32. Scenes from the skating rink at Nathan Phillips Square. It’s a wonder it wasn’t closed because of the “extreme cold.”

33. Or just let the law of natural selection run its course …

34. Several doors, including this one, were closed at the Queen Street entrance at the Eaton Center due to the “extreme cold.” It’s OK to laugh.

35. You know, if there really was a fire, I think that not having this fire hose available would be a little more than an “inconvenience.”

36. On the return trip, I noticed a woman who got off at Port Credit wearing leather boots that went way up past her knees. How people walk in such things is beyond me.

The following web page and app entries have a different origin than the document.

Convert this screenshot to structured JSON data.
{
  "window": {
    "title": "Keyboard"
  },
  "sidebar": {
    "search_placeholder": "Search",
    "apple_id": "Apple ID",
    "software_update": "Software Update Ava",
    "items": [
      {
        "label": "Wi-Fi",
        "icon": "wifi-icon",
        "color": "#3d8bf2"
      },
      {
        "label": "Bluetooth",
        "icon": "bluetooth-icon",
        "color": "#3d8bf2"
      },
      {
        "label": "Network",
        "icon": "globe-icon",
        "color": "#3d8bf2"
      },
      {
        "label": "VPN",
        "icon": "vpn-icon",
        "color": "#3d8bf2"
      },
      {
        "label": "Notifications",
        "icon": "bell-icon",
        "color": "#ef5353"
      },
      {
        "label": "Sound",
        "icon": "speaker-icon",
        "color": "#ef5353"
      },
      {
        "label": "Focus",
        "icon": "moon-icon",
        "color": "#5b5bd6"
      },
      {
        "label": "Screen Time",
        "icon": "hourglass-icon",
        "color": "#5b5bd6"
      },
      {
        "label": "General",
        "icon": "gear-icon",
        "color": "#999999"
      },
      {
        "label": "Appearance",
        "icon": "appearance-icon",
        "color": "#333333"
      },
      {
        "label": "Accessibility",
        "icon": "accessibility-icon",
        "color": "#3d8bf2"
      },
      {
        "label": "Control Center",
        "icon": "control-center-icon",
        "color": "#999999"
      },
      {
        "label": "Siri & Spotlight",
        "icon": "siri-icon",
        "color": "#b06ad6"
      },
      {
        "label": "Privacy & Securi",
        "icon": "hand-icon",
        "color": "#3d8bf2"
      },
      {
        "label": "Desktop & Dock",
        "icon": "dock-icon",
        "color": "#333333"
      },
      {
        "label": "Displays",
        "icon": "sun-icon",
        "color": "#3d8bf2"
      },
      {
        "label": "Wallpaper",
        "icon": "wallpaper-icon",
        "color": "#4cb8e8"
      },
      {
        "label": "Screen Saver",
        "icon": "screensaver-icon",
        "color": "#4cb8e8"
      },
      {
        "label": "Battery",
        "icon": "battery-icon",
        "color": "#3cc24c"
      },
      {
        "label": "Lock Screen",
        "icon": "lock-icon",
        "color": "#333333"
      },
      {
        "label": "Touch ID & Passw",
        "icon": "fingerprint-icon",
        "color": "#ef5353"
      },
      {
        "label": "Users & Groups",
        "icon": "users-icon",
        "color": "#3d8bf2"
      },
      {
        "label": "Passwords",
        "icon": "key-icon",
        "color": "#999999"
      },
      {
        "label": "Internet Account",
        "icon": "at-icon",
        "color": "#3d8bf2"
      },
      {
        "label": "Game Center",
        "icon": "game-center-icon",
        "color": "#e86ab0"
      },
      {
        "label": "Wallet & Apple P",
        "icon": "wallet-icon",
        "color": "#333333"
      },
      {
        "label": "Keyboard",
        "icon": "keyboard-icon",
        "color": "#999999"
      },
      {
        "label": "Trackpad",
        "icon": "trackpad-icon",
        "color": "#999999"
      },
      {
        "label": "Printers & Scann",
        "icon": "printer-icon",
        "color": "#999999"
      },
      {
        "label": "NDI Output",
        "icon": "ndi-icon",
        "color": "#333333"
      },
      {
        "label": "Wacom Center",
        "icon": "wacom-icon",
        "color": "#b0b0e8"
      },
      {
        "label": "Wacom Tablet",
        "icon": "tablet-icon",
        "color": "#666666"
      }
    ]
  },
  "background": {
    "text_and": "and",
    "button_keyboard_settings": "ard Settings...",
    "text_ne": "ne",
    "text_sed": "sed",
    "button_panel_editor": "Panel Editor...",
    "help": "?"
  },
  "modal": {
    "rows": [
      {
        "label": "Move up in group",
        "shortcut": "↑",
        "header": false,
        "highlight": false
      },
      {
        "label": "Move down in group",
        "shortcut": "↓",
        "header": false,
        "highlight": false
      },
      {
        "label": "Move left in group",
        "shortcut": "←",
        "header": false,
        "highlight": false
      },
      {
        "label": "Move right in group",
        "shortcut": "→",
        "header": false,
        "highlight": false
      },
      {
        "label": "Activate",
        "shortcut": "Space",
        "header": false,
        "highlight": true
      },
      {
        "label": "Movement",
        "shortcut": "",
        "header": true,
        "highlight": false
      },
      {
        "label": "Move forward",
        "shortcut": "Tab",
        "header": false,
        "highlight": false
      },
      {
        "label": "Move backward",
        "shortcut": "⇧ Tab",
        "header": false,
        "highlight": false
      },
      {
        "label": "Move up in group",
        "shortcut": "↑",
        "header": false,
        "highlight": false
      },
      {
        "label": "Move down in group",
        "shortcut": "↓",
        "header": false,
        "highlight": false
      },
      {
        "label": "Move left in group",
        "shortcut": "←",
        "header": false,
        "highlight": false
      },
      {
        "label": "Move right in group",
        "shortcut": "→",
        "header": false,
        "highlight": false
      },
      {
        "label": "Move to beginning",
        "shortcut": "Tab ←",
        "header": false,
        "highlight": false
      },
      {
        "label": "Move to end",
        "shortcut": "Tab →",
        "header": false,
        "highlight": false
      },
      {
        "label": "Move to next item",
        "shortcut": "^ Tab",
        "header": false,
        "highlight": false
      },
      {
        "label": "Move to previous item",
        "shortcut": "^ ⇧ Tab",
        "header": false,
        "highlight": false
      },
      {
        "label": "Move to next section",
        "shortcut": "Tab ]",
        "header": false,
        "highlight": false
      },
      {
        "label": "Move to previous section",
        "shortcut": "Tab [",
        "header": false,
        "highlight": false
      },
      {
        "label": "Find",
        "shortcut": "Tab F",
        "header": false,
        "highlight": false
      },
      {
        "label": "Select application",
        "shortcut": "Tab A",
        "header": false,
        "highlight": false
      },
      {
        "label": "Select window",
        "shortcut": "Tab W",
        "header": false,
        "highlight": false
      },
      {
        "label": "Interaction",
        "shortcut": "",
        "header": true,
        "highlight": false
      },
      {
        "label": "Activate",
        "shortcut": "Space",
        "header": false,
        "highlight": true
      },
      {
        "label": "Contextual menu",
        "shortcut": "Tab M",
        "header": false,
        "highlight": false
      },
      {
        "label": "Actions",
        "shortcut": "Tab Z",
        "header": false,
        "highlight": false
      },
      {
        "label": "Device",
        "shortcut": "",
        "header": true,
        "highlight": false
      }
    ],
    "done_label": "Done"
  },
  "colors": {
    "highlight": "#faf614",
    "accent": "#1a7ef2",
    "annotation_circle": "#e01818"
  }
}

37. An older guy who got on at Clarkson bore a striking resemblance to Carl Bugenhagen, the exorcist in the first two Omen movies played by Leo McKern. As far as I know, he wasn’t carrying a box with daggers inside.

38. While waiting at the Burlington GO station for the #12 bus, I laughed as everyone went charging outside at the first sign of a bus only to realize that it wasn’t the Niagara-bound bus they were looking for. The bus’s destination was clearly labeled and plainly visible from inside the station, but you’ve got to look.

39. Among those waiting at the Burlington GO station was a guy with mental-health issues who was serenading the group with his own special brand of melodic ramblings. Though he continued to entertain us from the back of the bus after getting on, thankfully, he seemed to lose interest near Stoney Creek.

40. I remain grateful for GO’s express bus to the Falls that siphons off much of the riff-raff.

41. Being a weekday, I was surprised that most passengers boarding the #12 bus did not pay with Presto.

42. Our GO bus driver was otherwise very good, but an oncoming car he royally cut off pulling out of the Grimsby station had to swerve to avoid a collision.

43. So when there aren’t high winds on the skyway, it’s OK not to drive carefully?

44. As I’ve said before, you think they use enough salt in this part of the world?